Humphrey died in office of cancer.

See also

Further reading

  • Converse, Philip E.; Miller, Warren E.; Rusk, Jerrold G.; Wolfe, Arthur C. "Continuity and Change in American Politics: Parties and Issues in the 1968 Election." American Political Science Review 1969 63(4): 1083–1105, uses advanced statistics.
  • Fleming, Dan B., Jr. Kennedy vs. Humphrey, West Virginia, 1960: The Pivotal Battle for the Democratic Presidential Nomination. (1992). 216 pp.
  • Garrettson, Charles Lloyd, Hubert H. Humphrey: The Politics of Joy. (1993). 372 pp.; emphasizes Humphrey's religiosity
  • Mann, Robert. The Walls of Jericho: Lyndon Johnson, Hubert Humphrey, Richard Russell and the Struggle for Civil Rights. (1996) 609 pp.
  • Natoli, Marie D. "The Humphrey Vice Presidency in Retrospect." Presidential Studies Quarterly 1982 12(4): 603–609. 0360-4918
  • Solberg, Carl. Hubert Humphrey (2003), scholarly biography excerpt and text search
  • Thurber, Timothy N. The Politics of Equality: Hubert H. Humphrey and the African American Freedom Struggle. (1999) 352 pp.
  • White, Theodore H. The Making of the President 1968 (1969), sophisticated reporting

Primary sources

  • Humphrey, Hubert H. The Education of a Public Man: My Life and Politics (1976), autobiography. excerpt and text search
  • Kampelman, Max M. Entering New Worlds: The Memoirs of a Private Man in Public Life. (1991). 402 pp, by a top HHH adviser
  • "The Once & Future Humphrey" Time May 3, 1968

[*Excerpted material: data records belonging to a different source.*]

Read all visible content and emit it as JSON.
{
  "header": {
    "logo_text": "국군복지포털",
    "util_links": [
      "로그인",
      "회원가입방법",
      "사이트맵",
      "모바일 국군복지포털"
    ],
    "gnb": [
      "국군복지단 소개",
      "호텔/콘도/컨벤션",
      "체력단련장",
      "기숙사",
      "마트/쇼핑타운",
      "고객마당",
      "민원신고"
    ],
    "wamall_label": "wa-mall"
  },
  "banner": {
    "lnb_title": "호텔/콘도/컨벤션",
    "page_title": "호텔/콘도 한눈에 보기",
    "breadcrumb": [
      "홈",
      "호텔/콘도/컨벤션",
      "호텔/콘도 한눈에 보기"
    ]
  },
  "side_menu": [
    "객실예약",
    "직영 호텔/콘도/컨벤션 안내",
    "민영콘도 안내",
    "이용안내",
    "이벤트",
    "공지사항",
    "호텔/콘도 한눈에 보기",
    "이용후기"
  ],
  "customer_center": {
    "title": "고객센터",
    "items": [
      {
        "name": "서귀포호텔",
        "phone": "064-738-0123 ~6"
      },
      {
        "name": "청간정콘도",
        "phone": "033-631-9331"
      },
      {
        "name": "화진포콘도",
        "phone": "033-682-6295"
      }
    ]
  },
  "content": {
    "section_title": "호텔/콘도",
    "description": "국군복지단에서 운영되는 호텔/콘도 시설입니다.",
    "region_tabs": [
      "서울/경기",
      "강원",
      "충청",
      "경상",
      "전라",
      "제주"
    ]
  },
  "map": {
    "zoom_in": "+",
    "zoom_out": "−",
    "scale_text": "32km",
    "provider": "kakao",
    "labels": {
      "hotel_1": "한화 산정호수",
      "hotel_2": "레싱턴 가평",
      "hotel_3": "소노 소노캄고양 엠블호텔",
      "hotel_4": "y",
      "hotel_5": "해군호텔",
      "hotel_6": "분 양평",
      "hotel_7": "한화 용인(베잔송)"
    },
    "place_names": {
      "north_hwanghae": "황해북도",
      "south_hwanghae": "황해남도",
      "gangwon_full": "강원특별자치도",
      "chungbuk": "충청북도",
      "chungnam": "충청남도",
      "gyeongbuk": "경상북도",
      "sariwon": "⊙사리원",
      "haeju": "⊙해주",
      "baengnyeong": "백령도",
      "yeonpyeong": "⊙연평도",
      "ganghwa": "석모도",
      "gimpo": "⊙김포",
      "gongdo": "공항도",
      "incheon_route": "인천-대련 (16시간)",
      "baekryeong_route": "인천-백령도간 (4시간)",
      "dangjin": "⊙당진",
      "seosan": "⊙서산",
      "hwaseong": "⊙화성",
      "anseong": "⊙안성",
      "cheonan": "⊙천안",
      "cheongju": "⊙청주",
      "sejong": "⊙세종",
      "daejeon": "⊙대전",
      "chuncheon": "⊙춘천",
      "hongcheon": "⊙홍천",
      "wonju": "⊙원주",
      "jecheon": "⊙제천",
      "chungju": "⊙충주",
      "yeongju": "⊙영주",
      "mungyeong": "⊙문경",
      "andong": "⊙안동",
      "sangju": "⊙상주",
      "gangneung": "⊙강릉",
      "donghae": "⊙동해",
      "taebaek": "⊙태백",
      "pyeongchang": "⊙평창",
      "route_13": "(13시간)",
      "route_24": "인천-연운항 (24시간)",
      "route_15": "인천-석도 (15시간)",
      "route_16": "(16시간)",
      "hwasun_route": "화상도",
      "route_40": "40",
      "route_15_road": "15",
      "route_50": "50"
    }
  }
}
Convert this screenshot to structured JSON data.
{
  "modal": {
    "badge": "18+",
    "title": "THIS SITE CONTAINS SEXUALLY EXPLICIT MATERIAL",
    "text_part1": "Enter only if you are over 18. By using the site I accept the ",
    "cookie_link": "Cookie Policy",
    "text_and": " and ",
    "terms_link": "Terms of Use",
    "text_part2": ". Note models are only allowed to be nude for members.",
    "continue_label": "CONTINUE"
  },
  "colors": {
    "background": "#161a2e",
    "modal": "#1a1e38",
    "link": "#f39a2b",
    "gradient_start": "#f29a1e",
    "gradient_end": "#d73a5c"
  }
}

Notes & References

  1. John Earl Haynes, "Farm Coops and the Election of Hubert Humphrey to the Senate" Agricultural History 1983 57(2): 201-211. 0002-1482
  2. Mary S. McAuliffe, "Liberals and the Communist Control Act of 1954." Journal of American History 1976 63(2): 351-367. 0021-8723
  3. Fannie Lou Hamer's Powerful Testimony, American Experience, PBS. youtube.
  4. Freedom Ballot in MS ~ Civil Rights Movement Veterans
  5. The Mississippi Movement & the MFDP ~ Civil Rights Movement Veterans
  6. Branch, Taylor (1998). Pillar of Fire. Simon & Schuster. 
  7. Carmichael, Stokely, and Charles V. Hamilton. Black Power: The Politics of Liberation, (New York: Random House, 1967), p. 90.
  9. Mills, Kay, This Little Light of Mine: The Life of Fannie Lou Hamer, (New York: Plume, 1994), p. 5.
  10. Iwan W. Morgan, "Hubert Humphrey's Last Hurrah: The 1977 Senate Leadership Election and the Decline of the New Deal Tradition." Mid-America 1997 79(3): 287-317.